** Opening Entries provided block **
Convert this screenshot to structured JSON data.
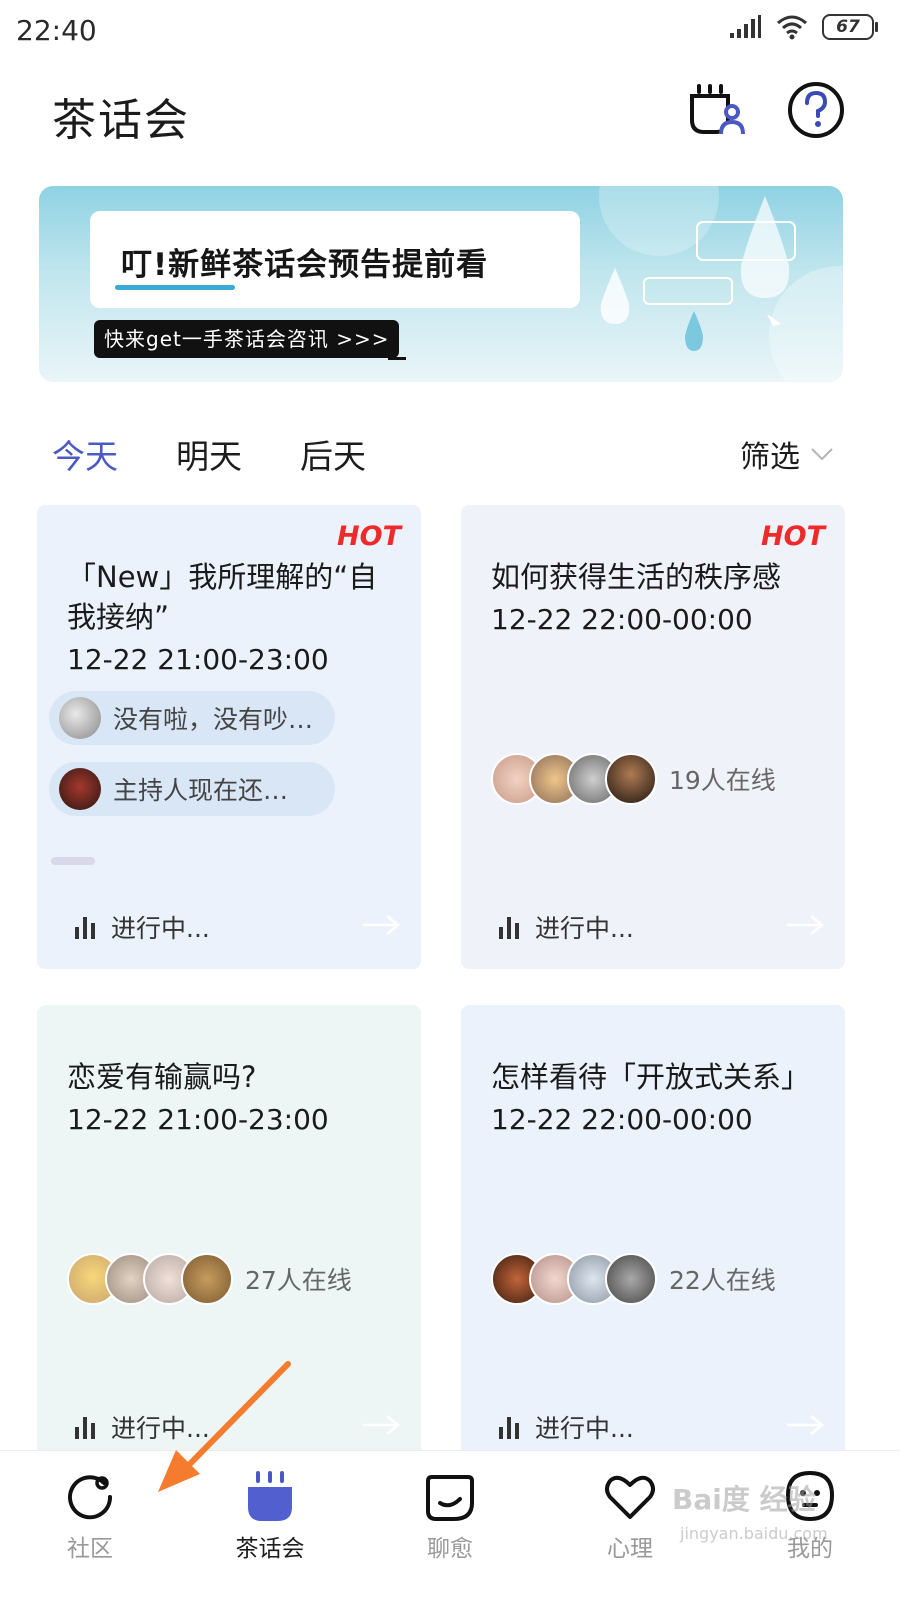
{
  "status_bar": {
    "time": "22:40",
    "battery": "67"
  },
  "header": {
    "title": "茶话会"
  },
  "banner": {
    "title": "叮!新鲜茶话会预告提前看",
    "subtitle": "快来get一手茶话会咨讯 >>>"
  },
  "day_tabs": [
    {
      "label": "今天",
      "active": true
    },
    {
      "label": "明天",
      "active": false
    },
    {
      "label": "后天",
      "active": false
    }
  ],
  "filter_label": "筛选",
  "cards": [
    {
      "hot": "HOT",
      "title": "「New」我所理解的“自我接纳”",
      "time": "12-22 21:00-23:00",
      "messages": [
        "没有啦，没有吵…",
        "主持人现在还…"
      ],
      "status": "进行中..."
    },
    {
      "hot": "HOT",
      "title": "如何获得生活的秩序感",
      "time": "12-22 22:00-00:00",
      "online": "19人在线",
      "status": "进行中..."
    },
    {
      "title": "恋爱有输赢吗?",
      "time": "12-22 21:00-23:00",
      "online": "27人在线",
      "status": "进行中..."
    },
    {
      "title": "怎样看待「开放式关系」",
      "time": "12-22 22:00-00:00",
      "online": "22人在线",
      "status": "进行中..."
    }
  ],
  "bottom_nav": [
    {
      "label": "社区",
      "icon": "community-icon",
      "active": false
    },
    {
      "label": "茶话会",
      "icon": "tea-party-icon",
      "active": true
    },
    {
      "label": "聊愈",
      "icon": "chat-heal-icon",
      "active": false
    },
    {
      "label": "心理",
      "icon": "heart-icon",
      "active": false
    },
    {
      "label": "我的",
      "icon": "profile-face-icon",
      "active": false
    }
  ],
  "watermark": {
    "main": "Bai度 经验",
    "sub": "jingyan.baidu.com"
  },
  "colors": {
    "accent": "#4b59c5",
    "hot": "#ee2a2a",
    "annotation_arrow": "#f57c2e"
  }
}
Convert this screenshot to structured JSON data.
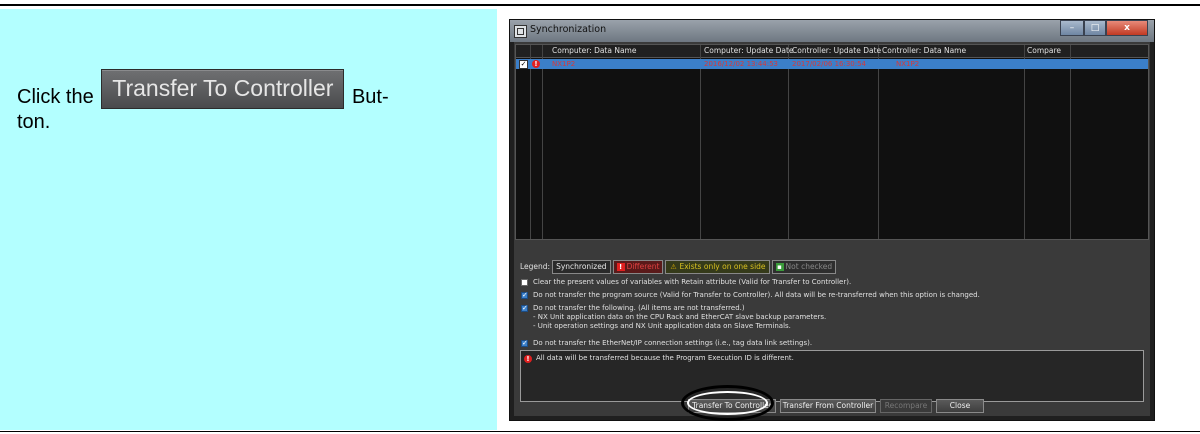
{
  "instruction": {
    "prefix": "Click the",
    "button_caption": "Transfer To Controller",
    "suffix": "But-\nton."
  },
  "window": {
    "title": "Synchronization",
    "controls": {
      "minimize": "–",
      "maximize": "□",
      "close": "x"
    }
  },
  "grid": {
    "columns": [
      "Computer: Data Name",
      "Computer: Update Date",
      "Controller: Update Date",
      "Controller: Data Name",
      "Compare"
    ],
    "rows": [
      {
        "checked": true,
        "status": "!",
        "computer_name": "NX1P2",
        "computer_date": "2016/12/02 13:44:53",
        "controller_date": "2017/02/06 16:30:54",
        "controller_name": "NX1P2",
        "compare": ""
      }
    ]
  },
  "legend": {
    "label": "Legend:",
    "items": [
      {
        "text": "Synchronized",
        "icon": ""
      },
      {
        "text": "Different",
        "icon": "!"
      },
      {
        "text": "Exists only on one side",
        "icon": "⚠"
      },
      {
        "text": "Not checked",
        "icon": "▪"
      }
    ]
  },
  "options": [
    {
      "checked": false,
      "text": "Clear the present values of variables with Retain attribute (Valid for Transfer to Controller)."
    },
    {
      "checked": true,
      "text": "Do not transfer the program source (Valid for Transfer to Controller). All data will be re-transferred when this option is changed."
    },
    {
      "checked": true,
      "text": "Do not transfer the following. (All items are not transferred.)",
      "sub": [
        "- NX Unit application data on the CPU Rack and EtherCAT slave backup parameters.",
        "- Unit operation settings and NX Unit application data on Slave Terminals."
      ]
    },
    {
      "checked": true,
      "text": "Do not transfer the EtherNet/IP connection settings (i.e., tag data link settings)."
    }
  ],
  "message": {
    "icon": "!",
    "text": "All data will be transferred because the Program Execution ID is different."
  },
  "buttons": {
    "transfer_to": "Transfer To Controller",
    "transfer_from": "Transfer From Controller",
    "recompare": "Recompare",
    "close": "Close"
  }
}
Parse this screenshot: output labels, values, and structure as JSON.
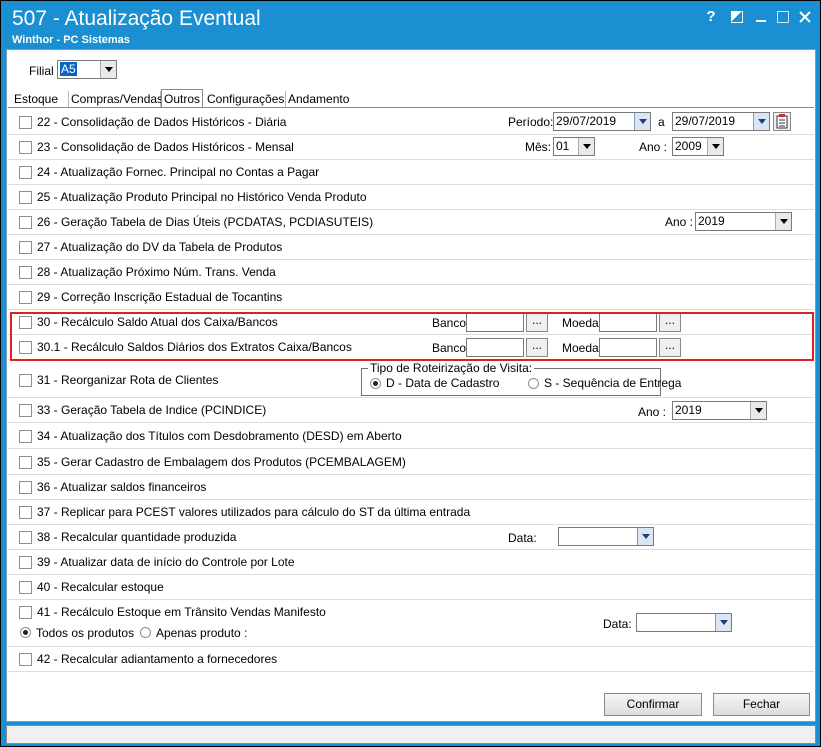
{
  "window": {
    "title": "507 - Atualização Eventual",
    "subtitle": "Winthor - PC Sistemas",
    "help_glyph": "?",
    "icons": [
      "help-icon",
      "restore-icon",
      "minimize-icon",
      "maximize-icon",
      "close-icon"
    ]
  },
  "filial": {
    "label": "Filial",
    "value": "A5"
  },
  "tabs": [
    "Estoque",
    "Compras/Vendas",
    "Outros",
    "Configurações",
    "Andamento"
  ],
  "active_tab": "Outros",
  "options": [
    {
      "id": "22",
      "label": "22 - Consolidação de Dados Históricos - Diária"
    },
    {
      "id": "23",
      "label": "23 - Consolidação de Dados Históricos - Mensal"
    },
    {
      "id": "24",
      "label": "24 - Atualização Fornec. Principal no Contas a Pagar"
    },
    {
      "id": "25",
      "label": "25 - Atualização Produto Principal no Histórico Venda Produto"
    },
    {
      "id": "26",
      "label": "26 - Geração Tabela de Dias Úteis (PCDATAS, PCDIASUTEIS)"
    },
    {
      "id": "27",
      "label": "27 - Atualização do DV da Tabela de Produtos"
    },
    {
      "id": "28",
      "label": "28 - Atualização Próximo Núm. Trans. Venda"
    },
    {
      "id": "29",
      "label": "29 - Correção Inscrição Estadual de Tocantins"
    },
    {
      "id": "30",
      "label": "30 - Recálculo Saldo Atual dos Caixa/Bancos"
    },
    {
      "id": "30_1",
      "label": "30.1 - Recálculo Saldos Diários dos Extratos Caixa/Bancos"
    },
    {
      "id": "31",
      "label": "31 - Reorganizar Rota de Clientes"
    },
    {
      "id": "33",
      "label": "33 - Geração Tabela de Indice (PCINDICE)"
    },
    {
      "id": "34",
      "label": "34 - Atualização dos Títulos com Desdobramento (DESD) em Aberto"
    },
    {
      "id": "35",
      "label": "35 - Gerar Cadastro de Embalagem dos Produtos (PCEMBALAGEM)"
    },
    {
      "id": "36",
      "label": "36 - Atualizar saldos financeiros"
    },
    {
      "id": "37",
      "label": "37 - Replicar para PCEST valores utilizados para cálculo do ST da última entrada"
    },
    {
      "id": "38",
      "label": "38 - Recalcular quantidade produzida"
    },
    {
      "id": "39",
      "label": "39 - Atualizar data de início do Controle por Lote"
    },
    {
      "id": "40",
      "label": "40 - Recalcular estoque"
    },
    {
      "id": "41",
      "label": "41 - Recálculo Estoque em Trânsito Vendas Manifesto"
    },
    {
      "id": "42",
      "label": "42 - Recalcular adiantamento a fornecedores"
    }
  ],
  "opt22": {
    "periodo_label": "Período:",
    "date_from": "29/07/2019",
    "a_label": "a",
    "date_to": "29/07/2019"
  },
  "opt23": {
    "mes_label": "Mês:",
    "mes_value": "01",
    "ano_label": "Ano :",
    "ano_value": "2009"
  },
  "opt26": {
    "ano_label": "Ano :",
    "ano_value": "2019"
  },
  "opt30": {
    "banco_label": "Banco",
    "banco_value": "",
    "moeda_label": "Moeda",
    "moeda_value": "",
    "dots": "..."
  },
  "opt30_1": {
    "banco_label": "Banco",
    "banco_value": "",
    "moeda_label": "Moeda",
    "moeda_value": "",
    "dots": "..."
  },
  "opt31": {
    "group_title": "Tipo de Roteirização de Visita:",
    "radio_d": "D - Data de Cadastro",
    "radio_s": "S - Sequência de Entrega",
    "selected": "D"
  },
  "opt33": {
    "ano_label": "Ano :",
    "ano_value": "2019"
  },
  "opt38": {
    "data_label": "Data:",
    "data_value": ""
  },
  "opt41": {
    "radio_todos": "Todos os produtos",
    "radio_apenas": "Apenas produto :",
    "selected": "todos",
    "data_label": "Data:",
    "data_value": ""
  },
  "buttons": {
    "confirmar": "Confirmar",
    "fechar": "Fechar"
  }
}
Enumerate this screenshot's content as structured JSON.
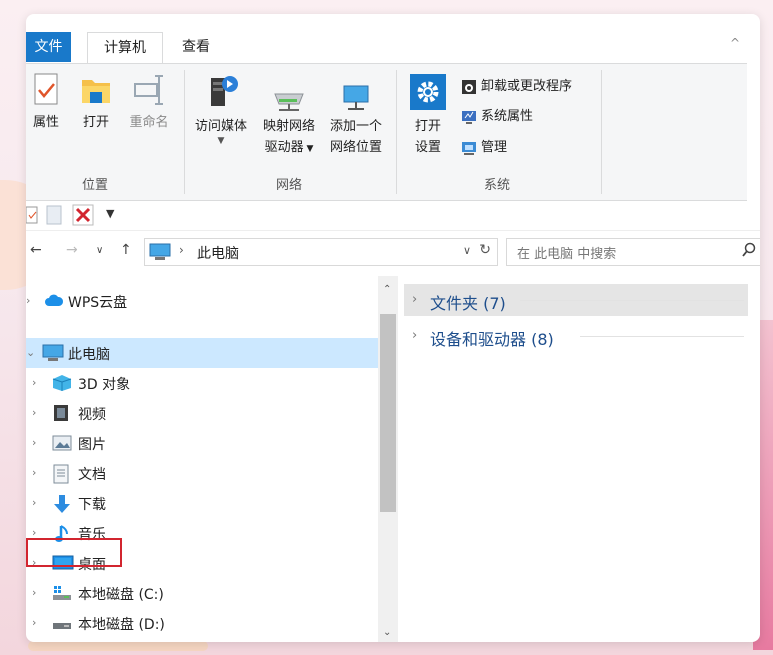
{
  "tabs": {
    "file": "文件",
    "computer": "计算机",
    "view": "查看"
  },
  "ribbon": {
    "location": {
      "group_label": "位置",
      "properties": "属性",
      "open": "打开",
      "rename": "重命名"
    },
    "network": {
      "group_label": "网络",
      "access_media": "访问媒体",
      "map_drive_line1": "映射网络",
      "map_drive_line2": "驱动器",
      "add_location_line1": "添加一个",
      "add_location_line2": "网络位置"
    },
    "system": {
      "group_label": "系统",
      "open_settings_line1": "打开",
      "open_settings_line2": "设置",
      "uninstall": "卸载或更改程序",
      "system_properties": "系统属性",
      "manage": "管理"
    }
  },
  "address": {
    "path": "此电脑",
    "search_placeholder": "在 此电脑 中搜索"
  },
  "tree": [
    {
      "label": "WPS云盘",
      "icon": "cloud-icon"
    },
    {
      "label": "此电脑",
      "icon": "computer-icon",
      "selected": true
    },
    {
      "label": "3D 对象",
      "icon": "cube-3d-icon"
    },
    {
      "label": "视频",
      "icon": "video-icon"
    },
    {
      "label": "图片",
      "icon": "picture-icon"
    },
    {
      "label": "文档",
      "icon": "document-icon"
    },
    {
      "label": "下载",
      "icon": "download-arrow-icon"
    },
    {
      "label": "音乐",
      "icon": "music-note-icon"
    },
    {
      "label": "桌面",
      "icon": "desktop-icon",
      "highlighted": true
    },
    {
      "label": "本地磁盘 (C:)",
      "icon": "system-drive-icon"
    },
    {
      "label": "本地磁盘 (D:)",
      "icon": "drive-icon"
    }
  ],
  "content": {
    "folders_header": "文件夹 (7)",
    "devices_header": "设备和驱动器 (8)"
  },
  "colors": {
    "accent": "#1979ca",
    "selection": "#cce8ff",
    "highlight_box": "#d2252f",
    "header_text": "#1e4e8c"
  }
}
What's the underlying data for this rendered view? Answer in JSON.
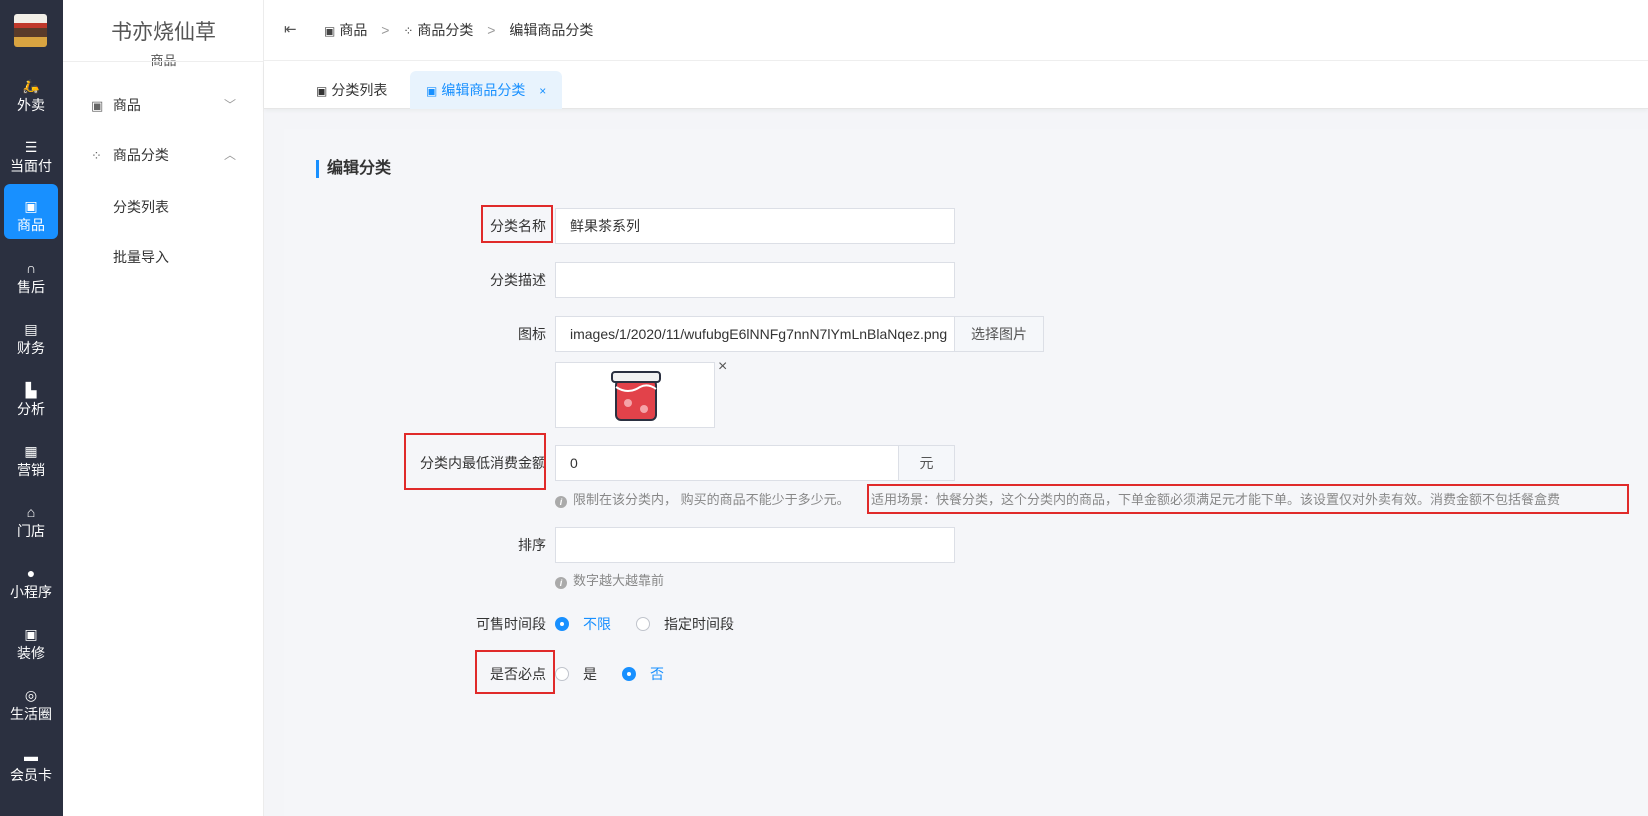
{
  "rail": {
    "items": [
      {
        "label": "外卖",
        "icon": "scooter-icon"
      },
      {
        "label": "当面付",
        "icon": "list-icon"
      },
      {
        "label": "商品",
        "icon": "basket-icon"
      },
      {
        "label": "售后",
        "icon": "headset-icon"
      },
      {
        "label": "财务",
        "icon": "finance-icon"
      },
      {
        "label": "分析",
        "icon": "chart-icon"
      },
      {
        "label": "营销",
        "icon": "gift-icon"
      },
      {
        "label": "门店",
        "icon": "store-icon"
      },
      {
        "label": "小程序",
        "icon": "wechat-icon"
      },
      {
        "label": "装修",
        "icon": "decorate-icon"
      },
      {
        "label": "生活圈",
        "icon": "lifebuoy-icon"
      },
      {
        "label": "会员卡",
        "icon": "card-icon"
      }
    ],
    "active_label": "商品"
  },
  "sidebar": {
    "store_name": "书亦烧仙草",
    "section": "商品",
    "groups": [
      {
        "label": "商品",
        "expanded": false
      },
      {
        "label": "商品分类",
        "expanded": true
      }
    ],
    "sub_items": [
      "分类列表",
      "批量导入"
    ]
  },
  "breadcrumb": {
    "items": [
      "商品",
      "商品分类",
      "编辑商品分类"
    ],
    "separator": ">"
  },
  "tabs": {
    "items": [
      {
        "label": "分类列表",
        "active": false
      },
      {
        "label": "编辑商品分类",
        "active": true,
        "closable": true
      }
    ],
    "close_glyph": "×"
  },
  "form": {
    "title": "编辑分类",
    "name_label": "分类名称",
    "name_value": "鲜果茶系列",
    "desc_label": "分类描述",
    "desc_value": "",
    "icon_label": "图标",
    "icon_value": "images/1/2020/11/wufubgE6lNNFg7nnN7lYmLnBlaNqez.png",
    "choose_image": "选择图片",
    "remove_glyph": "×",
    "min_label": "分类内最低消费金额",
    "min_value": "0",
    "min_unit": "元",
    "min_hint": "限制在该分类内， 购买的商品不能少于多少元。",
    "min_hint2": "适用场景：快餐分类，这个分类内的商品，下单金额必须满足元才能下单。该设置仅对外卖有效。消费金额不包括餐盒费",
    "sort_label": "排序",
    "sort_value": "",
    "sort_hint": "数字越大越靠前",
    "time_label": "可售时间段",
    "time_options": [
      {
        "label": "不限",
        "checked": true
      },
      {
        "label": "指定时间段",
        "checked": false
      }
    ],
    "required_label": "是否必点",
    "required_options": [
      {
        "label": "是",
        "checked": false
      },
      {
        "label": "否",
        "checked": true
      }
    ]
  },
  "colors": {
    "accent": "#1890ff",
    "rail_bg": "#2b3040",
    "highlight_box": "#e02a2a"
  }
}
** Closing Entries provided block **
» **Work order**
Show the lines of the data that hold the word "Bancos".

» **The completed task**
      "label": "30 - Recálculo Saldo Atual dos Caixa/Bancos"
      "label": "30.1 - Recálculo Saldos Diários dos Extratos Caixa/Bancos"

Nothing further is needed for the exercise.